Set the data down exactly as it stands, and keep its pictures out.
━━━━━ Records provided ━━━━━
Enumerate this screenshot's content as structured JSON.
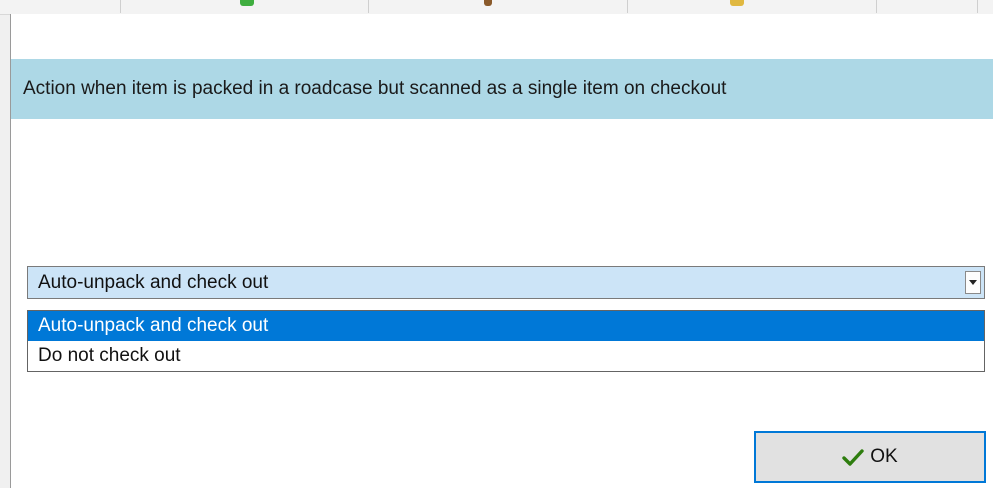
{
  "dialog": {
    "message": "Action when item is packed in a roadcase but scanned as a single item on checkout"
  },
  "dropdown": {
    "selected_value": "Auto-unpack and check out",
    "options": [
      "Auto-unpack and check out",
      "Do not check out"
    ],
    "highlighted_index": 0
  },
  "ok_button": {
    "label": "OK",
    "icon": "checkmark-icon"
  },
  "colors": {
    "message_band": "#add8e6",
    "combo_background": "#cce4f7",
    "selection": "#0078d7",
    "checkmark": "#2e7d0e"
  }
}
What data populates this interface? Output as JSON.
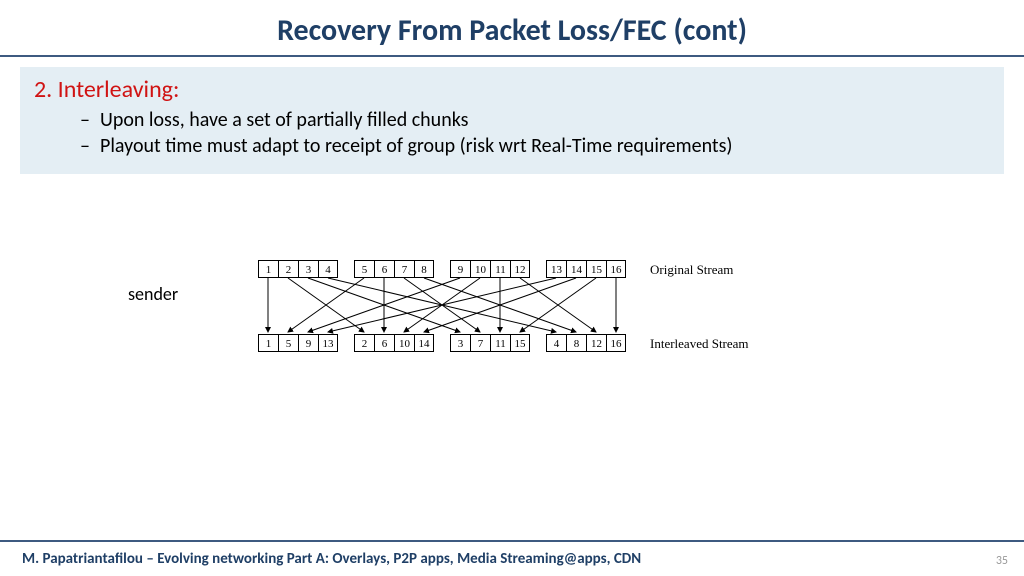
{
  "title": "Recovery From Packet Loss/FEC (cont)",
  "section": {
    "heading": "2. Interleaving:"
  },
  "bullets": [
    "Upon loss, have a set of partially filled chunks",
    "Playout time must adapt to receipt of group (risk wrt Real-Time requirements)"
  ],
  "sender_label": "sender",
  "stream": {
    "original_label": "Original Stream",
    "interleaved_label": "Interleaved Stream",
    "original_groups": [
      [
        "1",
        "2",
        "3",
        "4"
      ],
      [
        "5",
        "6",
        "7",
        "8"
      ],
      [
        "9",
        "10",
        "11",
        "12"
      ],
      [
        "13",
        "14",
        "15",
        "16"
      ]
    ],
    "interleaved_groups": [
      [
        "1",
        "5",
        "9",
        "13"
      ],
      [
        "2",
        "6",
        "10",
        "14"
      ],
      [
        "3",
        "7",
        "11",
        "15"
      ],
      [
        "4",
        "8",
        "12",
        "16"
      ]
    ]
  },
  "footer": "M. Papatriantafilou –  Evolving networking Part A: Overlays, P2P apps, Media Streaming@apps, CDN",
  "page": "35"
}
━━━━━
_Response_
Enumerate this screenshot's content as structured JSON.
{
  "dialog": {
    "message": "Action when item is packed in a roadcase but scanned as a single item on checkout"
  },
  "dropdown": {
    "selected_value": "Auto-unpack and check out",
    "options": [
      "Auto-unpack and check out",
      "Do not check out"
    ],
    "highlighted_index": 0
  },
  "ok_button": {
    "label": "OK",
    "icon": "checkmark-icon"
  },
  "colors": {
    "message_band": "#add8e6",
    "combo_background": "#cce4f7",
    "selection": "#0078d7",
    "checkmark": "#2e7d0e"
  }
}
What data populates this interface? Output as JSON.
{
  "title": "Recovery From Packet Loss/FEC (cont)",
  "section": {
    "heading": "2. Interleaving:"
  },
  "bullets": [
    "Upon loss, have a set of partially filled chunks",
    "Playout time must adapt to receipt of group (risk wrt Real-Time requirements)"
  ],
  "sender_label": "sender",
  "stream": {
    "original_label": "Original Stream",
    "interleaved_label": "Interleaved Stream",
    "original_groups": [
      [
        "1",
        "2",
        "3",
        "4"
      ],
      [
        "5",
        "6",
        "7",
        "8"
      ],
      [
        "9",
        "10",
        "11",
        "12"
      ],
      [
        "13",
        "14",
        "15",
        "16"
      ]
    ],
    "interleaved_groups": [
      [
        "1",
        "5",
        "9",
        "13"
      ],
      [
        "2",
        "6",
        "10",
        "14"
      ],
      [
        "3",
        "7",
        "11",
        "15"
      ],
      [
        "4",
        "8",
        "12",
        "16"
      ]
    ]
  },
  "footer": "M. Papatriantafilou –  Evolving networking Part A: Overlays, P2P apps, Media Streaming@apps, CDN",
  "page": "35"
}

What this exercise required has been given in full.